With fewer children, the labor force shrinks, and so do tax receipts. Europe today has 35 pensioners for every 100 workers, Longman points out. By 2050, those 100 will be responsible for 75 pensioners; in Spain and Italy, the ratio of workers to pensioners will be a disastrous one-to-one. Adding to the economic threat, seniors with few or no children are more likely to look to the state for support than are elderly people with more children. The final irony is that the ambitious, hardworking SYF will have created a world where her children, should she have them, will need to work even harder in order to support her in her golden years.
Yes, demographic changes are hurtling us toward an economically unstable situation. But the constraints on that situation are not natural and God given; they're institutional and malleable. Hymowitz wants to blame empty wombs, but she really ought to blame the policies that render declining fertility rates problematic: paygo entitlement programs and draconian immigration restrictions.
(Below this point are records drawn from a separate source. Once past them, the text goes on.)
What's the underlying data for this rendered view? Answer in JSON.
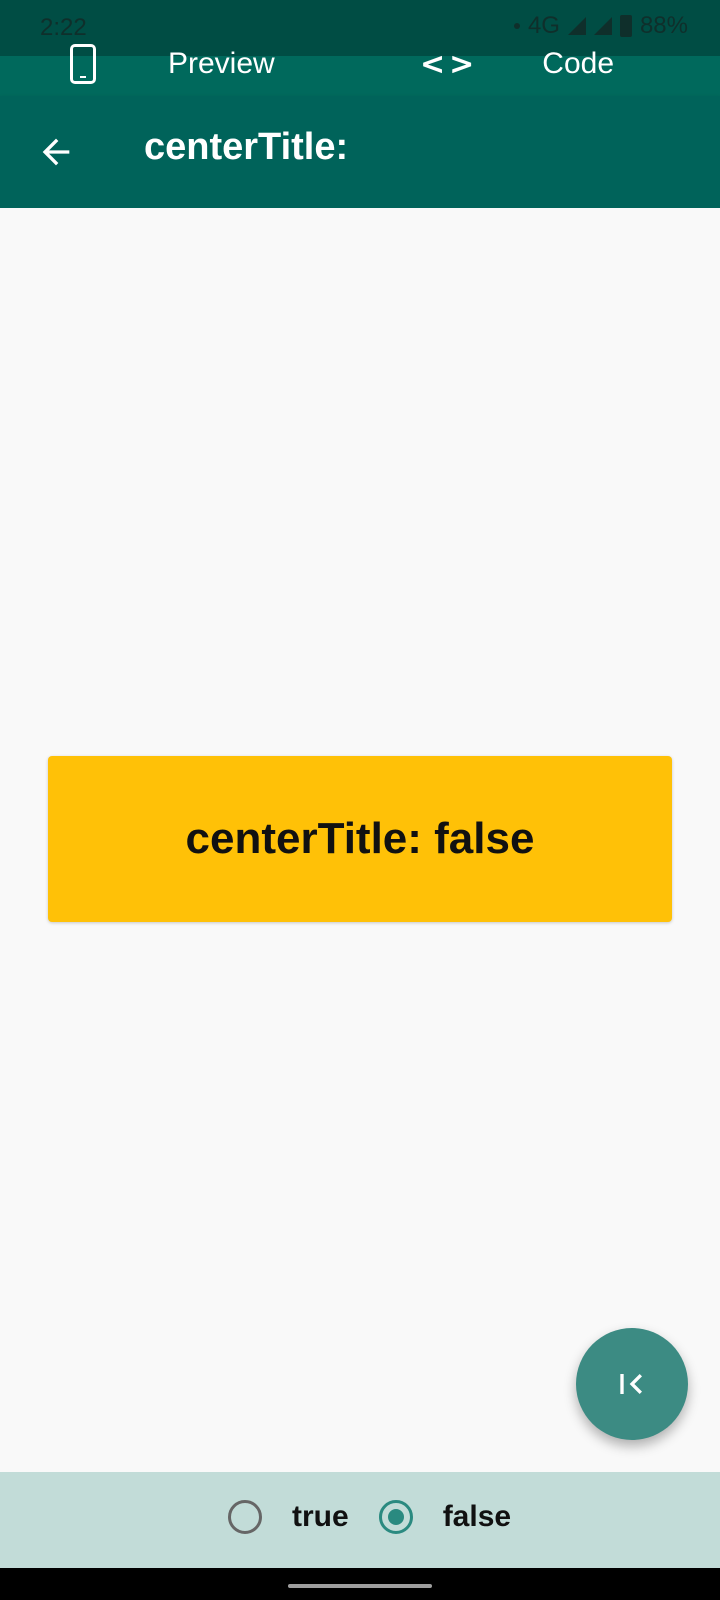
{
  "status_bar": {
    "time": "2:22",
    "network": "4G",
    "battery": "88%"
  },
  "top_tabs": {
    "preview_label": "Preview",
    "code_label": "Code"
  },
  "app_bar": {
    "title": "centerTitle:"
  },
  "content": {
    "box_text": "centerTitle: false",
    "box_color": "#ffc107"
  },
  "options": {
    "true_label": "true",
    "false_label": "false",
    "selected": "false"
  },
  "colors": {
    "primary": "#00635a",
    "accent": "#3c8b83",
    "bottom_bar": "#c2dcd8"
  },
  "icons": {
    "back": "arrow-left",
    "preview": "phone",
    "code": "code-brackets",
    "fab": "skip-to-start"
  }
}
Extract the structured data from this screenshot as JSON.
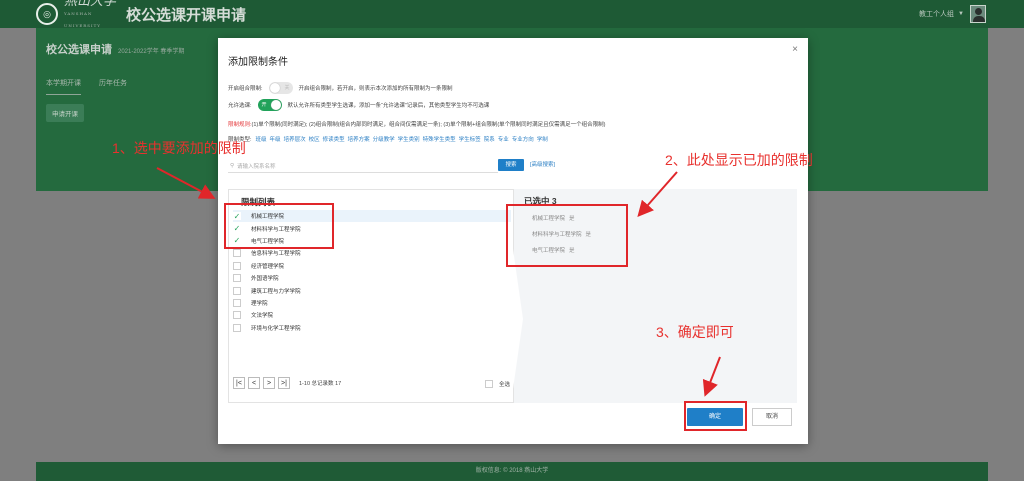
{
  "header": {
    "logo_text": "燕山大学",
    "logo_sub": "YANSHAN UNIVERSITY",
    "app_title": "校公选课开课申请",
    "user_label": "教工个人组"
  },
  "page": {
    "title": "校公选课申请",
    "term": "2021-2022学年 春季学期",
    "tabs": [
      "本学期开课",
      "历年任务"
    ],
    "apply_button": "申请开课"
  },
  "modal": {
    "title": "添加限制条件",
    "close": "×",
    "combo_label": "开启组合限制:",
    "combo_toggle": "关",
    "combo_desc": "开启组合限制，若开启，则表示本次添加的所有限制为一条限制",
    "allow_label": "允许选课:",
    "allow_toggle": "开",
    "allow_desc": "默认允许所有类型学生选课，添加一条“允许选课”记录后，其他类型学生均不可选课",
    "rule_label": "限制规则:",
    "rule_text": "(1)单个限制(同时满足); (2)组合限制(组合内部同时满足，组合间仅需满足一条); (3)单个限制+组合限制(单个限制同时满足且仅需满足一个组合限制)",
    "type_label": "限制类型:",
    "types": [
      "班级",
      "年级",
      "培养层次",
      "校区",
      "修读类型",
      "培养方案",
      "分级教学",
      "学生类别",
      "特殊学生类型",
      "学生标签",
      "院系",
      "专业",
      "专业方向",
      "学制"
    ],
    "search_placeholder": "请输入院系名称",
    "search_button": "搜索",
    "advanced_search": "[高级搜索]",
    "list_title": "限制列表",
    "list_items": [
      {
        "label": "机械工程学院",
        "checked": true
      },
      {
        "label": "材料科学与工程学院",
        "checked": true
      },
      {
        "label": "电气工程学院",
        "checked": true
      },
      {
        "label": "信息科学与工程学院",
        "checked": false
      },
      {
        "label": "经济管理学院",
        "checked": false
      },
      {
        "label": "外国语学院",
        "checked": false
      },
      {
        "label": "建筑工程与力学学院",
        "checked": false
      },
      {
        "label": "理学院",
        "checked": false
      },
      {
        "label": "文法学院",
        "checked": false
      },
      {
        "label": "环境与化学工程学院",
        "checked": false
      }
    ],
    "pager": {
      "first": "|<",
      "prev": "<",
      "next": ">",
      "last": ">|",
      "info": "1-10 总记录数 17"
    },
    "select_all": "全选",
    "selected_title": "已选中 3",
    "selected_items": [
      {
        "label": "机械工程学院",
        "flag": "是"
      },
      {
        "label": "材料科学与工程学院",
        "flag": "是"
      },
      {
        "label": "电气工程学院",
        "flag": "是"
      }
    ],
    "ok_button": "确定",
    "cancel_button": "取消"
  },
  "annotations": {
    "step1": "1、选中要添加的限制",
    "step2": "2、此处显示已加的限制",
    "step3": "3、确定即可"
  },
  "footer": "版权信息: © 2018 燕山大学",
  "colors": {
    "annotation": "#e0262a",
    "primary": "#1f7fc8",
    "header": "#1e5a35",
    "check": "#25a35a"
  }
}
Europe has put itself in a difficult position, but the blame doesn't rest with the "SYF"s; it rests with the architects of unsustainable welfare schemes.
Even barring increased levels of immigration, there is nothing about a declining population in itself that entails a decline of average incomes. If workers continue to become more productive, average incomes will rise even if the GDP falls. Yes, the economic pie may shrink, but individual slices will continue to grow.
Also, having fewer people leads to declining markets, and thus less business investment and formation. Where would you want to expand your cosmetics business: Ireland, where the population continues to renew itself, or Japan, where it is imploding?
Good question! Here's another one: Population is growing faster in Nigeria than in South Korea, so where will you expand your cosmetics business? Nigeria is undergoing a population explosion, but, as it turns out, Nigerians are not projected to be leading the world in terms of facial cream consumption. Increases in demand are tied to rising incomes at least as closely as they are to rising population; there are three times as many Indians as Americans, yet Americans consume more than twice as much.
There's a lot of other weirdness going on here, such as Hymowitz's assumption that the Single Young Female is an inherently American phenomenon being reproduced around the world. Hymowitz's stereotype probably best fits young single Japanese women, who spend far more on luxury goods and have fewer children than American women. And indeed, she does a bang-up job of explaining the Japanese disaffection with family formation:
Peggy Orenstein, writing in the New York Times Magazine in 2001, noted that Japanese women find American-style sentimentality about marriage puzzling. Yoko Harruka, a television personality and author of a book called I Won't Get Married—written after she realized that her then-fiancé expected her to quit her career and serve him tea—says that her countrymen propose with lines like, "I want you to cook miso soup for me for the rest of my life."
Surprise! Most Japanese women between 25 and 54 don't want to tie the knot.